Data section start

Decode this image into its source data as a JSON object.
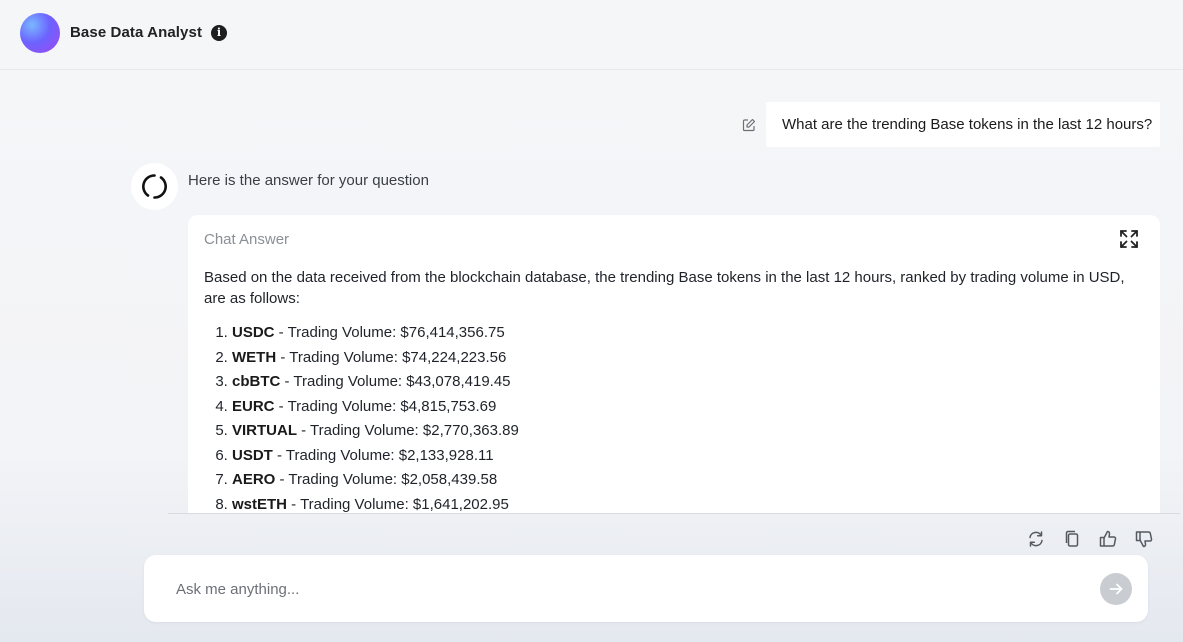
{
  "header": {
    "title": "Base Data Analyst",
    "info_icon": "info-icon"
  },
  "user_message": {
    "text": "What are the trending Base tokens in the last 12 hours?",
    "edit_icon": "edit-icon"
  },
  "assistant": {
    "intro": "Here is the answer for your question",
    "card_label": "Chat Answer",
    "answer_intro": "Based on the data received from the blockchain database, the trending Base tokens in the last 12 hours, ranked by trading volume in USD, are as follows:",
    "tokens": [
      {
        "symbol": "USDC",
        "text": " - Trading Volume: $76,414,356.75"
      },
      {
        "symbol": "WETH",
        "text": " - Trading Volume: $74,224,223.56"
      },
      {
        "symbol": "cbBTC",
        "text": " - Trading Volume: $43,078,419.45"
      },
      {
        "symbol": "EURC",
        "text": " - Trading Volume: $4,815,753.69"
      },
      {
        "symbol": "VIRTUAL",
        "text": " - Trading Volume: $2,770,363.89"
      },
      {
        "symbol": "USDT",
        "text": " - Trading Volume: $2,133,928.11"
      },
      {
        "symbol": "AERO",
        "text": " - Trading Volume: $2,058,439.58"
      },
      {
        "symbol": "wstETH",
        "text": " - Trading Volume: $1,641,202.95"
      }
    ]
  },
  "actions": [
    "regenerate-icon",
    "copy-icon",
    "thumbs-up-icon",
    "thumbs-down-icon"
  ],
  "input": {
    "placeholder": "Ask me anything...",
    "value": ""
  },
  "colors": {
    "background": "#f4f5f7",
    "card": "#ffffff",
    "muted_text": "#8a8f96",
    "send_button": "#c9ccd1",
    "logo_gradient": [
      "#7ab8ff",
      "#6c63ff",
      "#a246f0"
    ]
  }
}
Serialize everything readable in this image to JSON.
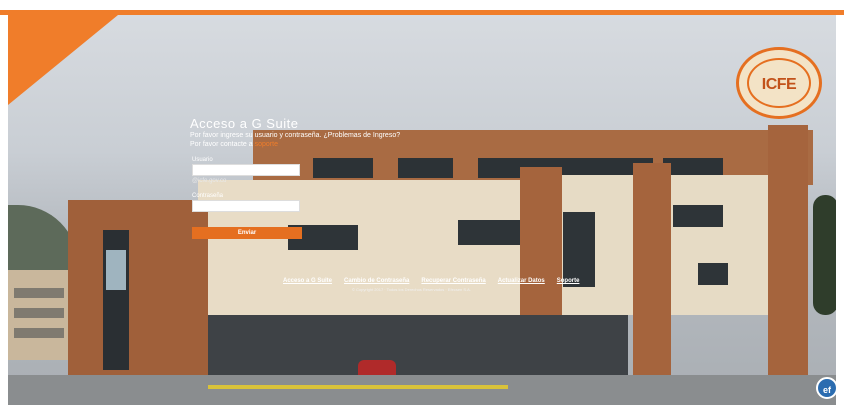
{
  "login": {
    "title": "Acceso a G Suite",
    "description_line1": "Por favor ingrese su usuario y contraseña. ¿Problemas de Ingreso?",
    "description_line2": "Por favor contacte a",
    "support_link": "soporte",
    "username_label": "Usuario",
    "username_value": "",
    "domain_hint": "@icfe.gov.co",
    "password_label": "Contraseña",
    "password_value": "",
    "submit_label": "Enviar"
  },
  "footer": {
    "links": [
      "Acceso a G Suite",
      "Cambio de Contraseña",
      "Recuperar Contraseña",
      "Actualizar Datos",
      "Soporte"
    ],
    "copyright": "© Copyright 2017 · Todos los Derechos Reservados · Efecsen S.A."
  },
  "logo": {
    "text": "ICFE"
  },
  "badge": {
    "text": "ef"
  },
  "colors": {
    "accent": "#f07d2a",
    "white": "#ffffff",
    "badge": "#2b6cb0"
  }
}
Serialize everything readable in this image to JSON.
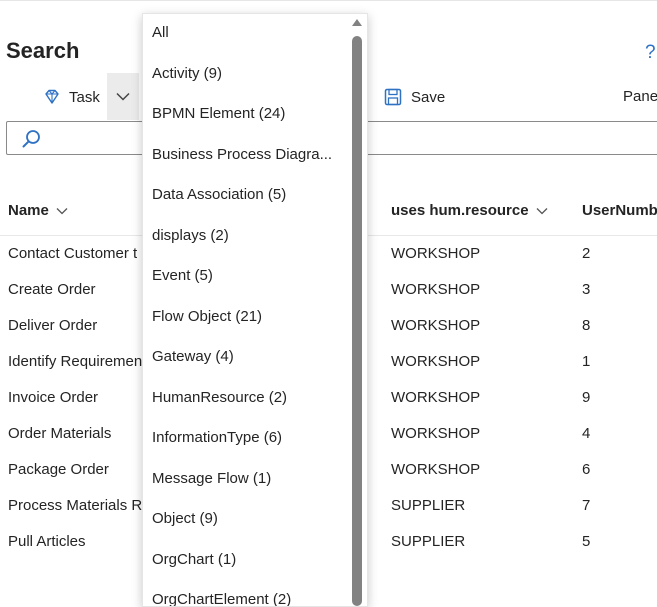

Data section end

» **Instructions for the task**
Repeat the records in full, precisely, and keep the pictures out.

» **Answer section**
Decode this image into its source data as a JSON object.
{
  "header": {
    "title": "Base Data Analyst",
    "info_icon": "info-icon"
  },
  "user_message": {
    "text": "What are the trending Base tokens in the last 12 hours?",
    "edit_icon": "edit-icon"
  },
  "assistant": {
    "intro": "Here is the answer for your question",
    "card_label": "Chat Answer",
    "answer_intro": "Based on the data received from the blockchain database, the trending Base tokens in the last 12 hours, ranked by trading volume in USD, are as follows:",
    "tokens": [
      {
        "symbol": "USDC",
        "text": " - Trading Volume: $76,414,356.75"
      },
      {
        "symbol": "WETH",
        "text": " - Trading Volume: $74,224,223.56"
      },
      {
        "symbol": "cbBTC",
        "text": " - Trading Volume: $43,078,419.45"
      },
      {
        "symbol": "EURC",
        "text": " - Trading Volume: $4,815,753.69"
      },
      {
        "symbol": "VIRTUAL",
        "text": " - Trading Volume: $2,770,363.89"
      },
      {
        "symbol": "USDT",
        "text": " - Trading Volume: $2,133,928.11"
      },
      {
        "symbol": "AERO",
        "text": " - Trading Volume: $2,058,439.58"
      },
      {
        "symbol": "wstETH",
        "text": " - Trading Volume: $1,641,202.95"
      }
    ]
  },
  "actions": [
    "regenerate-icon",
    "copy-icon",
    "thumbs-up-icon",
    "thumbs-down-icon"
  ],
  "input": {
    "placeholder": "Ask me anything...",
    "value": ""
  },
  "colors": {
    "background": "#f4f5f7",
    "card": "#ffffff",
    "muted_text": "#8a8f96",
    "send_button": "#c9ccd1",
    "logo_gradient": [
      "#7ab8ff",
      "#6c63ff",
      "#a246f0"
    ]
  }
}
Serialize everything readable in this image to JSON.
{
  "login": {
    "title": "Acceso a G Suite",
    "description_line1": "Por favor ingrese su usuario y contraseña. ¿Problemas de Ingreso?",
    "description_line2": "Por favor contacte a",
    "support_link": "soporte",
    "username_label": "Usuario",
    "username_value": "",
    "domain_hint": "@icfe.gov.co",
    "password_label": "Contraseña",
    "password_value": "",
    "submit_label": "Enviar"
  },
  "footer": {
    "links": [
      "Acceso a G Suite",
      "Cambio de Contraseña",
      "Recuperar Contraseña",
      "Actualizar Datos",
      "Soporte"
    ],
    "copyright": "© Copyright 2017 · Todos los Derechos Reservados · Efecsen S.A."
  },
  "logo": {
    "text": "ICFE"
  },
  "badge": {
    "text": "ef"
  },
  "colors": {
    "accent": "#f07d2a",
    "white": "#ffffff",
    "badge": "#2b6cb0"
  }
}
Serialize everything readable in this image to JSON.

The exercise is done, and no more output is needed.